[WHAT TO DO]
Apart from the pictures, every entry below must be given again exactly.

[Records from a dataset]
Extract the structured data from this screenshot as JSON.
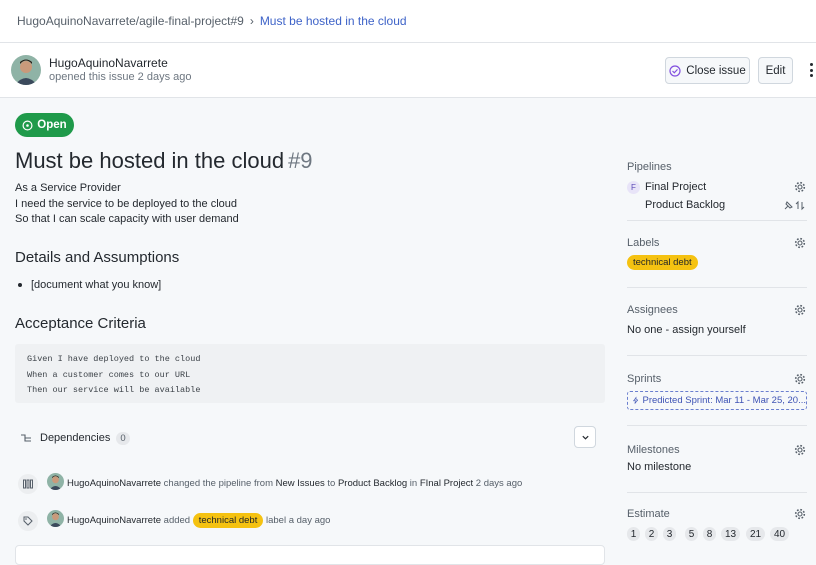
{
  "breadcrumb": {
    "repo": "HugoAquinoNavarrete/agile-final-project#9",
    "separator": "›",
    "current": "Must be hosted in the cloud"
  },
  "header": {
    "author": "HugoAquinoNavarrete",
    "meta": "opened this issue 2 days ago",
    "close_button": "Close issue",
    "edit_button": "Edit"
  },
  "issue": {
    "state": "Open",
    "title": "Must be hosted in the cloud",
    "number": "#9",
    "story": [
      {
        "bold": "As a",
        "rest": " Service Provider"
      },
      {
        "bold": "I need",
        "rest": " the service to be deployed to the cloud"
      },
      {
        "bold": "So that",
        "rest": " I can scale capacity with user demand"
      }
    ],
    "details_heading": "Details and Assumptions",
    "details_item": "[document what you know]",
    "acceptance_heading": "Acceptance Criteria",
    "acceptance_code": "Given I have deployed to the cloud\nWhen a customer comes to our URL\nThen our service will be available",
    "dependencies_label": "Dependencies",
    "dependencies_count": "0"
  },
  "timeline": [
    {
      "user": "HugoAquinoNavarrete",
      "t1": "changed the pipeline from",
      "from": "New Issues",
      "t2": "to",
      "to": "Product Backlog",
      "t3": "in",
      "project": "FInal Project",
      "time": "2 days ago"
    },
    {
      "user": "HugoAquinoNavarrete",
      "t1": "added",
      "label": "technical debt",
      "t2": "label",
      "time": "a day ago"
    }
  ],
  "sidebar": {
    "pipelines_head": "Pipelines",
    "project_badge": "F",
    "project": "Final Project",
    "pipeline": "Product Backlog",
    "labels_head": "Labels",
    "label": "technical debt",
    "assignees_head": "Assignees",
    "assignees_none": "No one -",
    "assign_self": "assign yourself",
    "sprints_head": "Sprints",
    "sprint": "Predicted Sprint: Mar 11 - Mar 25, 20...",
    "milestones_head": "Milestones",
    "milestone": "No milestone",
    "estimate_head": "Estimate",
    "estimates": [
      "1",
      "2",
      "3",
      "5",
      "8",
      "13",
      "21",
      "40"
    ]
  },
  "colors": {
    "open_green": "#1f9a4a",
    "label_yellow": "#f5c211",
    "link_blue": "#3e63c8"
  }
}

[EXERCISE ANSWER]
Extract the structured data from this screenshot as JSON.
{
  "breadcrumb": {
    "repo": "HugoAquinoNavarrete/agile-final-project#9",
    "separator": "›",
    "current": "Must be hosted in the cloud"
  },
  "header": {
    "author": "HugoAquinoNavarrete",
    "meta": "opened this issue 2 days ago",
    "close_button": "Close issue",
    "edit_button": "Edit"
  },
  "issue": {
    "state": "Open",
    "title": "Must be hosted in the cloud",
    "number": "#9",
    "story": [
      {
        "bold": "As a",
        "rest": " Service Provider"
      },
      {
        "bold": "I need",
        "rest": " the service to be deployed to the cloud"
      },
      {
        "bold": "So that",
        "rest": " I can scale capacity with user demand"
      }
    ],
    "details_heading": "Details and Assumptions",
    "details_item": "[document what you know]",
    "acceptance_heading": "Acceptance Criteria",
    "acceptance_code": "Given I have deployed to the cloud\nWhen a customer comes to our URL\nThen our service will be available",
    "dependencies_label": "Dependencies",
    "dependencies_count": "0"
  },
  "timeline": [
    {
      "user": "HugoAquinoNavarrete",
      "t1": "changed the pipeline from",
      "from": "New Issues",
      "t2": "to",
      "to": "Product Backlog",
      "t3": "in",
      "project": "FInal Project",
      "time": "2 days ago"
    },
    {
      "user": "HugoAquinoNavarrete",
      "t1": "added",
      "label": "technical debt",
      "t2": "label",
      "time": "a day ago"
    }
  ],
  "sidebar": {
    "pipelines_head": "Pipelines",
    "project_badge": "F",
    "project": "Final Project",
    "pipeline": "Product Backlog",
    "labels_head": "Labels",
    "label": "technical debt",
    "assignees_head": "Assignees",
    "assignees_none": "No one -",
    "assign_self": "assign yourself",
    "sprints_head": "Sprints",
    "sprint": "Predicted Sprint: Mar 11 - Mar 25, 20...",
    "milestones_head": "Milestones",
    "milestone": "No milestone",
    "estimate_head": "Estimate",
    "estimates": [
      "1",
      "2",
      "3",
      "5",
      "8",
      "13",
      "21",
      "40"
    ]
  },
  "colors": {
    "open_green": "#1f9a4a",
    "label_yellow": "#f5c211",
    "link_blue": "#3e63c8"
  }
}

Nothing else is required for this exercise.